I should, I suppose, support Natalie Bennett of the Green Party of England and Wales, given that I publicly supported her at the time of her election. But I do have a feeling that this support she's about to get from me will not be quite so welcome.
She's come out in an official party document demanding that everyone who rejects the science of climate change be fired from government: apparently elected or unelected.
Ms Bennett said: "We need the whole government behind this. This is an emergency situation we're facing now. We need to take action. We need everyone signed up behind that." Pressed on the issue, she agreed that even the chief veterinary officer should be removed if he didn't sign up to the view on climate change also taken by the Green Party. A policy document released by the party said: "Get rid of any cabinet ministers or senior governmental advisors who refuse to accept the scientific consensus on climate change or who won't take the risks to the UK seriously." Ms Bennett added: "It's an insult to flood victims that we have an Environment Secretary (Owen Paterson) who is a denier of the reality of climate change and we also can't have anyone in the cabinet who is denying the realities that we're facing with climate change." She said her party took the consensus view shared by many other organisation including the Intergovernmental Panel on Climate Change.
This is, of course, a betrayal of all that is holy about democracy and so we'll not be having with that. However, let us just put that to one side for a moment and think through, properly, what is the accepted science of climate change.
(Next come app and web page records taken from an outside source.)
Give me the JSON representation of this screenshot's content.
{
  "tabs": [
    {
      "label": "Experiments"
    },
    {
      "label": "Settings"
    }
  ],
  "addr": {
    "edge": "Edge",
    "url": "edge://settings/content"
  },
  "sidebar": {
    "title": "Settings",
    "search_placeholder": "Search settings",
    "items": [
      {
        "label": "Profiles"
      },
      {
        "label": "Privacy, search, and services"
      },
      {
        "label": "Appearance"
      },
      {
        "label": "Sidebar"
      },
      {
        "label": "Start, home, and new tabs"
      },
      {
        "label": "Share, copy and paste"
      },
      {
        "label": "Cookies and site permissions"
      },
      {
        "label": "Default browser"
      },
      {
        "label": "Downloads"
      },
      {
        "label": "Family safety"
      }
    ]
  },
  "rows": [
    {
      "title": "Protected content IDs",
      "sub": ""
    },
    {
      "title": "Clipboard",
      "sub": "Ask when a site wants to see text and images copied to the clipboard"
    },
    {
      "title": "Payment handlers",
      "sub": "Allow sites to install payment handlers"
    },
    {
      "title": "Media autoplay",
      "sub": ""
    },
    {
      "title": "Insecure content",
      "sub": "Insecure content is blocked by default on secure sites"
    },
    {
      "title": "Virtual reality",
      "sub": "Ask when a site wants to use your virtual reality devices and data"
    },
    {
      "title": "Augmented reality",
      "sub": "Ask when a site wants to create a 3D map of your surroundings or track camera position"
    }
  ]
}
We can start with the SRES: these are the economic assumptions that go in at the beginning of the process. How many people will there be, at what level of wealth, using what technologies: these estimates produce the emissions numbers that then do into the climate models from which everything else is derived. We have four families of such scenarios and they run A1, A2, B1, B2. A largely stands for a capitalist economy red in tooth and claw, B for something more akin to a caring sharing social democracy. 1 means a more globalised economy than the one we have now, 2 means a more balkanised one, one more autarkic than at present.
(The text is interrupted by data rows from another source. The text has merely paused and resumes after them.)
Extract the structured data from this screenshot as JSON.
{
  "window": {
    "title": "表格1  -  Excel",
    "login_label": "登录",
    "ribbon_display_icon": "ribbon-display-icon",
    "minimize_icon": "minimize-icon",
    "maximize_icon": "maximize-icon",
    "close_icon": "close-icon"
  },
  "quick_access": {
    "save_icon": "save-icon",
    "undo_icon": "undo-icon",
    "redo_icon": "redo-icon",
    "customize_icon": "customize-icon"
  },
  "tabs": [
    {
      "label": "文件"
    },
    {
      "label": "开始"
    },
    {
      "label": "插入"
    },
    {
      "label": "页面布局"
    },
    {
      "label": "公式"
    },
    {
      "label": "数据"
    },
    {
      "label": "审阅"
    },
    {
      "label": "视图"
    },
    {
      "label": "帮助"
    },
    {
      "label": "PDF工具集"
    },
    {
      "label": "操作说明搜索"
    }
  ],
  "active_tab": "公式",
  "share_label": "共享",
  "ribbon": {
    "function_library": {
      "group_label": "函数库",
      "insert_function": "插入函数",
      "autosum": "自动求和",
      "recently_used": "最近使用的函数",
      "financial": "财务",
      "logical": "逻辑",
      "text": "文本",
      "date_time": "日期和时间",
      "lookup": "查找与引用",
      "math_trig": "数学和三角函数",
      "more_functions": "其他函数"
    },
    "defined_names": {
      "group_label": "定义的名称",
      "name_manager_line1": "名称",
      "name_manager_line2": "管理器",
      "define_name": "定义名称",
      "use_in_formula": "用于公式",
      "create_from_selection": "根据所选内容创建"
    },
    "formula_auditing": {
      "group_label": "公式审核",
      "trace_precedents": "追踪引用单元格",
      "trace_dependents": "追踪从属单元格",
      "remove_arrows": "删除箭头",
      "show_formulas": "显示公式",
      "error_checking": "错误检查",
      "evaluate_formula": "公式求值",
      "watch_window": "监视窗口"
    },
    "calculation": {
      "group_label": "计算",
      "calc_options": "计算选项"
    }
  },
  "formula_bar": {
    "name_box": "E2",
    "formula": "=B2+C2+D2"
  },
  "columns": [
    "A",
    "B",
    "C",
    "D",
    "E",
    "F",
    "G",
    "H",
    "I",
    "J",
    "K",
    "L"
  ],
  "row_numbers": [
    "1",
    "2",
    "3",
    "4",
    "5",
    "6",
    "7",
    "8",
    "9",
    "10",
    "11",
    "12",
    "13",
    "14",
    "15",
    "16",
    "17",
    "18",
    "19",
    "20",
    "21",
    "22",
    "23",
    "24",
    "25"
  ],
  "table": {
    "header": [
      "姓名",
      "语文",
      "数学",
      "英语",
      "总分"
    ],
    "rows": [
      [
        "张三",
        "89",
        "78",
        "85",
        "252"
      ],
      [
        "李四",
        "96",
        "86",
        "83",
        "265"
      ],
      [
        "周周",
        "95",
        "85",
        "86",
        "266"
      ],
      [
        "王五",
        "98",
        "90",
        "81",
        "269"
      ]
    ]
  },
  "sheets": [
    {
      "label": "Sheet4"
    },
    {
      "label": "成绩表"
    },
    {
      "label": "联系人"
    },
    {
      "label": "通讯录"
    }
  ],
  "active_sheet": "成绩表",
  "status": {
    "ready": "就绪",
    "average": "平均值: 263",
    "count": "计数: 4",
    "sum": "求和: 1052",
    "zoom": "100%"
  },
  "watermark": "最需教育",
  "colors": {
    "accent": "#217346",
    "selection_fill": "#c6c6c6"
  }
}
In terms of human flourishing, the wealth of people in the future (and do recall that wealth is not simply more things or more consumerism, it is an expansion of the possibilities available to people), then as we would expect the capitalist bit produces better results. But what's even more interesting is that a more globalised result produces better results than a more autarkic one. In fact, even in terms of emissions the globalised (whether capitalist or social democratic) families produce fewer emissions than the autarkic ones. Thus we can see that the science of climate change insists that we must increase, not decrease, globalisation.
This is not, to put it mildly, something that Ms. Bennett believes nor the Green Party of England and Wales. But under this stricture proposed by those very people we will simply have to fire from government everyone who opposes greater globalisation. Sad but there it is, we do have a planet to save after all.
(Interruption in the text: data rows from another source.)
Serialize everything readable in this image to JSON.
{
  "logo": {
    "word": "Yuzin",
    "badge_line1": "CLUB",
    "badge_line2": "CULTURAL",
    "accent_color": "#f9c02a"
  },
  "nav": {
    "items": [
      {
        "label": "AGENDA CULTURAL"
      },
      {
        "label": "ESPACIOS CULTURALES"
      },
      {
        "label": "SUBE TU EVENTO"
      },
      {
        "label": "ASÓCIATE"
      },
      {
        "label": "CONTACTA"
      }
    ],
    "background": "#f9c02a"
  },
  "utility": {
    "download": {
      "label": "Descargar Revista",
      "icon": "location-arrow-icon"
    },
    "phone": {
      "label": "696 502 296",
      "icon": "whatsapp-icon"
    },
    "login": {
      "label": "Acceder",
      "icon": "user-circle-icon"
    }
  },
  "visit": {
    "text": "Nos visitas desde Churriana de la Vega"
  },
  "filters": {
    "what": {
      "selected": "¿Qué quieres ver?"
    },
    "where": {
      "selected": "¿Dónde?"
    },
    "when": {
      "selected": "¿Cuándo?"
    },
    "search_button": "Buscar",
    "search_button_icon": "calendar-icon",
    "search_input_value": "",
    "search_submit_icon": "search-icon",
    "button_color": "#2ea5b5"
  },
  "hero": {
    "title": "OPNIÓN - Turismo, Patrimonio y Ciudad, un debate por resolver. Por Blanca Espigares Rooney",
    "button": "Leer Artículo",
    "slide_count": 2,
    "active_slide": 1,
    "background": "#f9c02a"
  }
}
We can go further as well. As My Lord Stern has pointed out (and as have eminences like Richard Tol, William Nordhaus, Greg Mankiw and, in fact, just about every economist who has bothered to look at the issue) the correct solution to the results that come from the IPCC is a carbon tax. Of some $80 per tonne CO2-e in fact according to Stern. And it's well known that UK emissions are around 500 million tonnes. And also that we already pay some swingeing amount of such Pigou Taxes: the fuel duty escalator alone now makes petrol a good 15p per litre more expensive than it should be under such a tax regime. And there are other such taxes that we pay, so much so that we are already, we lucky people here in the UK, paying a carbon tax sufficient to meet Lord Stern's target (which is, it should be noted, rather higher than what all the other economists recommend: we're not stinting ourselves in our approach to climate change).
We don't quite pay it on all the right things as yet, this is true, but the total amount being paid is about right. We just need to shift some of the taxation off some products and on to others. Less on petrol and more on cowshit for example.
That is, according to the standard and accepted science of climate change we here in the UK have already done damn near everything we need to do to beat it.
This, in turn, means that we now have to fire everyone who disagrees with this application of that accepted science. Which means we get to fire Ed Davey for suggesting more windmills for example. We don't need any other schemes, plans, subsidies, technological boosts nor regulations. As Stern and all the others state once we've got that appropriate carbon tax in place then we're done, problem solved. We just then sit back and allow the market to churn through the various options now that we've corrected the price system for externalities.
All of which I think is rather wonderful. Given that the Green Party is very much against globalisation then their demand is that no member of the party can ever be employed in a senior political or civil service role. For globalisation is a cure as the settled science of climate change insists. Indeed, it's one of the basic assumptions that go into the original models. And we also get to fire everyone who comes up with any scheme for regulation or subsidy, given that these are all contra-indicated by the accepted solution of the carbon tax. And finally, do note that we're already paying enough in green taxes, we've only got to tweak, in a minor manner, what we're paying them on in order to have completely solved the problem. And, as Ms. Bennett states, we now have to go and fire absolutely everyone who disagrees.
Which, given that I seem to be the only person who has actually read all of this guff, understood the implications of it and managed to piece it together makes me Prime Minister, doesn't it? Or Grand High Panjandrum or something? I seem to have convinced Matt Ridley of this over the years so perhaps he could handle the Lords for my new government.
So when do I get to meet the Queen?